According to Dr. Caroline Le Roy, principal author of the study, to appreciate the benefits just mentioned, a glass of red wine would be enough every 15 days. Dr. Le Roy also emphasized the role of intestinal bacteria in weight control and in reducing the risk of cardiovascular disease.
This scientific work, one of the largest conducted so far on the influence of red wine on bowel health, has examined its effects on the intestinal microbiome of more than 3,000 subjects from 3 different countries of the world.
The authors also stressed that the outcomes found are mainly due to the presence of polyphenols, substances characterized by numerous healthy properties, such as antioxidant efficacy. The lower impact of white wine on intestinal bacterial flora is linked precisely to the fact that the polyphenols of grape skins are not involved in the vinification process.
Their presence, as demonstrated initially by comparing the effects of red wine, white wine, beer, cider and spirits on the intestinal bacterial flora of 916 twins from the United Kingdom, can be considered a powerful ally against imbalances between good bacteria and pathogenic bacteria, potentially dangerous situations for the efficiency of the immune system and risky with regard to weight gain and high LDL cholesterol values.

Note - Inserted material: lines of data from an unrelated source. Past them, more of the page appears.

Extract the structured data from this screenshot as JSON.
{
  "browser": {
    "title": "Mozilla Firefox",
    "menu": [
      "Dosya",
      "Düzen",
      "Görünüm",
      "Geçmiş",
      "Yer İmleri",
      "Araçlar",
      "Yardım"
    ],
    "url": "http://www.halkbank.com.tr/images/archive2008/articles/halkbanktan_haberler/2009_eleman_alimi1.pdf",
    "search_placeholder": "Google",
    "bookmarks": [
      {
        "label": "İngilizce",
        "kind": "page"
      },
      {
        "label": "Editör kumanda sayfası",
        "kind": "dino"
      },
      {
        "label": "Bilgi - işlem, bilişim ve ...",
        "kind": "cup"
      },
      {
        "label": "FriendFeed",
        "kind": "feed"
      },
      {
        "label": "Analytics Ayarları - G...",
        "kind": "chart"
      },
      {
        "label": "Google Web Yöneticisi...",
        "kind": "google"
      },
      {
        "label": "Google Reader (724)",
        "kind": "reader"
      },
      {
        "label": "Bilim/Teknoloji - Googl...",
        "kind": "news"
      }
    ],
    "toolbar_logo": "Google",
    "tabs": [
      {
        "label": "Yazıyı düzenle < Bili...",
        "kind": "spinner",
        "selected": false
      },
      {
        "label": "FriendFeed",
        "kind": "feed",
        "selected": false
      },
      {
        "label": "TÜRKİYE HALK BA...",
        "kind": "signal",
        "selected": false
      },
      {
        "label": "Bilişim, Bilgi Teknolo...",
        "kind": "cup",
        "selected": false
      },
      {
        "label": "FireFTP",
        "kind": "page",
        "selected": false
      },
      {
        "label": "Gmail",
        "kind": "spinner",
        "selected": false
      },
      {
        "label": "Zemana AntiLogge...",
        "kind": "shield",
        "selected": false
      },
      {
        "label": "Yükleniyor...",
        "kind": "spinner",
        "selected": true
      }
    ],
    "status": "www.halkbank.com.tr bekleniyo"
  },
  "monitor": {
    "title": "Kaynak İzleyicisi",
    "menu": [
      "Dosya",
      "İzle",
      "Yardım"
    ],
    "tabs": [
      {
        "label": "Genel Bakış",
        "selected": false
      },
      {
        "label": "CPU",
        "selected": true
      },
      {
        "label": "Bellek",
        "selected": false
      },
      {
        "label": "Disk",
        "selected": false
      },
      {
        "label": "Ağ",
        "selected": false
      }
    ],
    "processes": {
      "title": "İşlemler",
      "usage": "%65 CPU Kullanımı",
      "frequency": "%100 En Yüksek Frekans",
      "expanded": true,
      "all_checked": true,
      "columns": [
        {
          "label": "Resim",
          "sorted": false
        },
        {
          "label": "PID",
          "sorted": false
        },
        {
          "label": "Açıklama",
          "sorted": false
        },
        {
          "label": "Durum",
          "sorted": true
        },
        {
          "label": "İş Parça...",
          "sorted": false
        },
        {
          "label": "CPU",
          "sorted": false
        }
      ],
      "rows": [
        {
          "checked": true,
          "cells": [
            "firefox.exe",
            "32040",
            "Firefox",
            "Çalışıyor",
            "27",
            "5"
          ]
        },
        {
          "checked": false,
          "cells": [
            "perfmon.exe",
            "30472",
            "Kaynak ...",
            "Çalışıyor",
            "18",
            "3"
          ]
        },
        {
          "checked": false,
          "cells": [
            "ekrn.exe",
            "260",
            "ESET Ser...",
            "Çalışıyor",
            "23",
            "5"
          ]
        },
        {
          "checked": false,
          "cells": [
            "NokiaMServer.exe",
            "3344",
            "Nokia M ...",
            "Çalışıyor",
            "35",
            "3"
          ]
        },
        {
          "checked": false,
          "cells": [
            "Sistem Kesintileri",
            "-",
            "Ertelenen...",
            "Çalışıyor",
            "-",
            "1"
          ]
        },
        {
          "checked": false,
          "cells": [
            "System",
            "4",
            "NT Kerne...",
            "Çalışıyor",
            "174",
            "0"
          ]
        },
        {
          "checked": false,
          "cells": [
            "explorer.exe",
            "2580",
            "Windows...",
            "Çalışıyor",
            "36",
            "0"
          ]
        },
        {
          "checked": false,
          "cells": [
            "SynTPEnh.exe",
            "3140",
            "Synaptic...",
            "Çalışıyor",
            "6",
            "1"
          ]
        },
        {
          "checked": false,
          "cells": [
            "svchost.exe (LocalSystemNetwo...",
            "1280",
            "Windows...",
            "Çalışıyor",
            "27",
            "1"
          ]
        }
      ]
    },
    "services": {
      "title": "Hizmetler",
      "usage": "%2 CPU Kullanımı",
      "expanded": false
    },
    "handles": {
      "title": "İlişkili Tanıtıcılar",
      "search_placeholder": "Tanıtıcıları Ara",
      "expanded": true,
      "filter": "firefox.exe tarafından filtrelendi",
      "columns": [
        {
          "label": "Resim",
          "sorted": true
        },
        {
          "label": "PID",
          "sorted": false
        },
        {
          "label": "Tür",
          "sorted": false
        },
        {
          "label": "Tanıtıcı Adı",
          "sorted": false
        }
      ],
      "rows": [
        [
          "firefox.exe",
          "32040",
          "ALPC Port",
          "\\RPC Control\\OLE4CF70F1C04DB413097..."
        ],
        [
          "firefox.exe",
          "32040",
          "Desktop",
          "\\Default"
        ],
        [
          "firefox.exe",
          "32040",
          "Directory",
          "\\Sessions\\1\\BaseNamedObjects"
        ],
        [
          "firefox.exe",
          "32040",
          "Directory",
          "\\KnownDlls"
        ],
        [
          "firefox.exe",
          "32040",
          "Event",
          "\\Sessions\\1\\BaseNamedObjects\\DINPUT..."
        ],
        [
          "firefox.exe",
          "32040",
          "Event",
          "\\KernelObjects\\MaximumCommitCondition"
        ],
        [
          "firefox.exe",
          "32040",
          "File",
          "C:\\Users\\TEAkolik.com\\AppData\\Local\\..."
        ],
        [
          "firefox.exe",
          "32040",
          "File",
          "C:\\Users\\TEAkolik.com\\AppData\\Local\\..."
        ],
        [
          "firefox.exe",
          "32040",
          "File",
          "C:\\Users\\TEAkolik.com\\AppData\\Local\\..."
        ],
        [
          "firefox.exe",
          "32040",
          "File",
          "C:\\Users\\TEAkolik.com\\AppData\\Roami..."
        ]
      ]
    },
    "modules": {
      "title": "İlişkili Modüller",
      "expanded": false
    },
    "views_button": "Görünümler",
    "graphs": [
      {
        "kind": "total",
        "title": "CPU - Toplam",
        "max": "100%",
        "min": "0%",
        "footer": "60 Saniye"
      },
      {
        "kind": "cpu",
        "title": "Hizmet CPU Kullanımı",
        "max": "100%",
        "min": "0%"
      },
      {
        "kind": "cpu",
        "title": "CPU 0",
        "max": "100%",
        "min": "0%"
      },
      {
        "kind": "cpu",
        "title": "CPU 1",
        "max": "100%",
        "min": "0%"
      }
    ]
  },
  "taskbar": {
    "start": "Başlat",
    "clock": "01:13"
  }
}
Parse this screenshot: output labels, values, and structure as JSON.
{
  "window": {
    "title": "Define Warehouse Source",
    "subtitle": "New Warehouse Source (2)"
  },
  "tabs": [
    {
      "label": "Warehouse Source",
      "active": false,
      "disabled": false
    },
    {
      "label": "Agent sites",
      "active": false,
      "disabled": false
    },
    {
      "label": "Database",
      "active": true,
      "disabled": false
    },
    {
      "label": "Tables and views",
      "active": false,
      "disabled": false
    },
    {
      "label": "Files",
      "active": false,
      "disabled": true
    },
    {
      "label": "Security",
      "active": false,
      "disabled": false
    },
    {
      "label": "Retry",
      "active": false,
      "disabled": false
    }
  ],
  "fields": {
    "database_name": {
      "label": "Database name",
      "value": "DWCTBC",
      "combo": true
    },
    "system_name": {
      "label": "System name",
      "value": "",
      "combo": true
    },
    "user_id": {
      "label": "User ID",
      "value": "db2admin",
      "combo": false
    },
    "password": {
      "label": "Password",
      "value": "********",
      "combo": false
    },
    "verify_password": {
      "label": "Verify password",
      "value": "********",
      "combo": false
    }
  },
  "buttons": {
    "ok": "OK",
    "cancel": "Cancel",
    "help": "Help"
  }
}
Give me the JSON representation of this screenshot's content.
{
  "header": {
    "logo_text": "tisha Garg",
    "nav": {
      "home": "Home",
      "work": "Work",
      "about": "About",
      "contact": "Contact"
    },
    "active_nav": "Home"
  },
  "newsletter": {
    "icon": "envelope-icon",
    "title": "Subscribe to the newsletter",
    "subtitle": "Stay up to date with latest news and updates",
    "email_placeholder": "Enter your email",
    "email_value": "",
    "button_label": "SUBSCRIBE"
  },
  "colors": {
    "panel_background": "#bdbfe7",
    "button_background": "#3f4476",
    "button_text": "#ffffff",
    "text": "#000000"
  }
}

The result just quoted was subsequently compared with those of 3 cohorts, coming as already mentioned from as many countries (UK, United States and Netherlands). To formulate the conclusion, the researchers obviously took into account the presence of confounding factors such as age, the diet followed and the socio-economic condition.